Leonard had our dog for 3 weeks. When we returned I noticed a new dog, very well behaved. I also noticed the bond that our dog and Leonard had formed. It was amazing and I was so eager to learn about properly handling my dog to develop a similar relationship. It was truly exciting to see.


Now, I am a relatively smart guy, I have a college degree, run my own successful company, etc. But wow, let me say, even though I have had a few dogs in my life, I really knew nothing about dogs and dog physiology. Meeting with Leonard and learning from him was a real eye opener. What really amazed me was how our dog was giving us signs but I never saw them! Having Leonard work with me and show me, we an eye opener. Also, having Leonard help me understand the perspective our my dog, was super helpful as well. I also realized that some of the concepts just do not come natural to me. My wife and older son seemed to pickup the concepts immediately, where it took me many tries and I am still working on it!


But here is some of what I learned: Some of my actions, although not intentional, have a huge impact from the dog’s perspective. For example, I loved to walk up and pet my dog on the head. However, Leonard showed me that this can be a serious issue. First, our dog may not be in the mood to be petted on the head. Second, me walking up to the dog –uninvited could be construed as threating behavior. And Third, Leonard pointed out when I pet the dog’s head, he licks his lips. Leonard showed us this is our dog telling us that he did not like this, and to not do this. Leonard indicated this is actually a form of a bite! Wow. Leonard, pointed out to me, how do I feel if I am sitting relaxed, minding my own business and Leonard walk up to me, close, and leans over me, reaching out – how do I like that, how does that make me feel? Leonard is right – it certainly can feel like threating/challenging behavior. Leonard showed me, first to have the dog come to me. Then, to pet the dog in a kind and gentle manner – soothing. Sure thing, I tried this and the dog was not threatened, no liking lips. But also, this is a process for me, during the session, I kept falling back to old habits and incorrectly addressing my dog. For me, I really need to think about how I interact with our dog.

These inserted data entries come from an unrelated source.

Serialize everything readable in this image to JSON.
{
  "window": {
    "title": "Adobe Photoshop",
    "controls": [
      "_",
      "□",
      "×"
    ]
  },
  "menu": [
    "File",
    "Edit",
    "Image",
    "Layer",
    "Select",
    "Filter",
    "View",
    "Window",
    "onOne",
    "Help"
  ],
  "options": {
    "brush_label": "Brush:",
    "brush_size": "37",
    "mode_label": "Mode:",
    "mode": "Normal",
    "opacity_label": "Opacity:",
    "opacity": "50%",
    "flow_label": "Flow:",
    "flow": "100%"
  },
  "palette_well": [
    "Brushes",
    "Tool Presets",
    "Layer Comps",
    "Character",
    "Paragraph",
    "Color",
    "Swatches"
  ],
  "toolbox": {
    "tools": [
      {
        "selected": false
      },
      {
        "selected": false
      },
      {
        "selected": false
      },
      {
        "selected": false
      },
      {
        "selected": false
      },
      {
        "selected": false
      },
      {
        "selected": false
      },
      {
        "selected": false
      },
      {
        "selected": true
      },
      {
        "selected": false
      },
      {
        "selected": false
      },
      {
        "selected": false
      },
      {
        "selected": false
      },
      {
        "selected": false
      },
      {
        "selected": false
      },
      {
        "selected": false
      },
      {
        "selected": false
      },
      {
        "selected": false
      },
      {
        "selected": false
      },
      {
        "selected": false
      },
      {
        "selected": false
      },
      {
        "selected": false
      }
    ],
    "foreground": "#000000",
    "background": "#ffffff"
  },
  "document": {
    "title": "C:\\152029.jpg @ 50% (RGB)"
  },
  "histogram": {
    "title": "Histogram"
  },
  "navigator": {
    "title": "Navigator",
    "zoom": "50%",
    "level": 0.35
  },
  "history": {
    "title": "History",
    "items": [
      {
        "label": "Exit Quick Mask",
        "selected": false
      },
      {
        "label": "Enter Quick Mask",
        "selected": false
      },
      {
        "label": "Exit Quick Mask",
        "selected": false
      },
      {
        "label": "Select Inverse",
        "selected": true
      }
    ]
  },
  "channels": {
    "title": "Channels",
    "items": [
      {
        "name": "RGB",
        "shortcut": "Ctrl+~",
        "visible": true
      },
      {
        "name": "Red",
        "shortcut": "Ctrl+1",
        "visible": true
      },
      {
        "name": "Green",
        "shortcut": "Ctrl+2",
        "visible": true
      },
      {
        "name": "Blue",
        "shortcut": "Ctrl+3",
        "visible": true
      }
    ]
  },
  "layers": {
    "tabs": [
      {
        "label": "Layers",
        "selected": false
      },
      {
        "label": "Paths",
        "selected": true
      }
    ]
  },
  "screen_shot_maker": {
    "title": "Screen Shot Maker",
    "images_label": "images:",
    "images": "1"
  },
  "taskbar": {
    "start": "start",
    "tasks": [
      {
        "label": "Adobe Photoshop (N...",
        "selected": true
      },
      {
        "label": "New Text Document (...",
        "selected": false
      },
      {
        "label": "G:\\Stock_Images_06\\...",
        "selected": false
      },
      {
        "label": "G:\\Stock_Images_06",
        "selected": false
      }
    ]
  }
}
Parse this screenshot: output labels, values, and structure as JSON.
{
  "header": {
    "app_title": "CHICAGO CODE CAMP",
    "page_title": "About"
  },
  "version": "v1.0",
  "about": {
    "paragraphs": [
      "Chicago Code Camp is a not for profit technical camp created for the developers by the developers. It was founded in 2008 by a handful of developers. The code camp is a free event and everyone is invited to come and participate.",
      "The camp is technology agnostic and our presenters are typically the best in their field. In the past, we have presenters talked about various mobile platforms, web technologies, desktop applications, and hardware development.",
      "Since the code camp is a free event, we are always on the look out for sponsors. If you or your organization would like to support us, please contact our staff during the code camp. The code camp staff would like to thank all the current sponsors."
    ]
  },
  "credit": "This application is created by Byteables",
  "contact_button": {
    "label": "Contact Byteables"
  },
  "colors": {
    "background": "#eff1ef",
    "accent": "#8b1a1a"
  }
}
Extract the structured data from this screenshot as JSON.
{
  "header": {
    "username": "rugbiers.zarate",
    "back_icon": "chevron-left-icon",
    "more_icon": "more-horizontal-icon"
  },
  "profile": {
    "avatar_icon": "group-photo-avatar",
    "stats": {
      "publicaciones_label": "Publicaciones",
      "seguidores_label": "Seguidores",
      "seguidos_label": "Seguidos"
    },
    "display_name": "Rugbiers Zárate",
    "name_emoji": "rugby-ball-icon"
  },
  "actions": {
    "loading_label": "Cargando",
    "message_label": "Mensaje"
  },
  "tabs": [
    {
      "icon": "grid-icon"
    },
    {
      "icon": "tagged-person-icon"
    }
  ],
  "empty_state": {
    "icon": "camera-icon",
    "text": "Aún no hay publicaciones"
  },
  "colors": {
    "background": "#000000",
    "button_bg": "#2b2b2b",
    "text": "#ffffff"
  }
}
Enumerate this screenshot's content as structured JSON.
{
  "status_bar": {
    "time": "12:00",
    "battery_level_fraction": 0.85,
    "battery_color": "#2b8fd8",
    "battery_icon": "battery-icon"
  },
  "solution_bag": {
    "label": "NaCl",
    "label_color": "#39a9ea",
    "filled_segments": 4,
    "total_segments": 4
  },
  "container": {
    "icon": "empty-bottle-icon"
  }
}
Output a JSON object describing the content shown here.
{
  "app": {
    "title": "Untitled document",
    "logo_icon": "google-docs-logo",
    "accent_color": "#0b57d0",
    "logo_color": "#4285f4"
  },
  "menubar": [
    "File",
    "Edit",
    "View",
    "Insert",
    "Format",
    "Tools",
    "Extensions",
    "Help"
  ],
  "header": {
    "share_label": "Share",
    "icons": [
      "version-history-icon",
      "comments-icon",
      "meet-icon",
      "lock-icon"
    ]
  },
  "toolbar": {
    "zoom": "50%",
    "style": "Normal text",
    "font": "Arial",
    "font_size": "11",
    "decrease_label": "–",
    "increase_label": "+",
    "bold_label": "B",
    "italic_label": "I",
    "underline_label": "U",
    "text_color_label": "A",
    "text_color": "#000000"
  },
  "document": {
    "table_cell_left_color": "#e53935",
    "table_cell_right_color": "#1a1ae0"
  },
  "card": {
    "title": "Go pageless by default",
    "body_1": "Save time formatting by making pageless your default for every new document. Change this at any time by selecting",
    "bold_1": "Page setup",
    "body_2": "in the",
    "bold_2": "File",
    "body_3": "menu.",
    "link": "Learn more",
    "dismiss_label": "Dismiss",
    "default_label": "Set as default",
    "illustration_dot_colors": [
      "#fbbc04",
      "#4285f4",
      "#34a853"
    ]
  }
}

Once we brought our dog home, and with Leonard’s guidance we have done very well with our dog. As indicated prior, I view this as a process as I seem to be a slow learner in the dog physiology department. But, I am learning and see great progress with our dog. We have had a few signs of aggression, but thinking and working through this is part of the process and Leonard will guide us through. I think in our case we will be making some return visits to Leonard for continual education.


By the time we completed the initial program, we truly feel that Leonard is not only our guiding leader for our dog, but also a close friend. The entire experience had been challenging but very rewarding. I find that I have many takeaways that apply to all aspects of my life. I am and always will be grateful for Leonard’s leadership.


Final note: One area of the program we failed at, was to provide a write up of our experience in a timely manner. Leonard uses this write-up as a tool to better understand where we are in terms of our understanding of the entire process. This is an important aspect of the program and cannot be delayed. Leonard has invested a significant amount of time into our dog and us as well. In our case, Leonard has gone above and beyond to work with us and our dog. We are grateful for his efforts, and look forward to a long and enduring relationship with Leonard and our wonderful dog.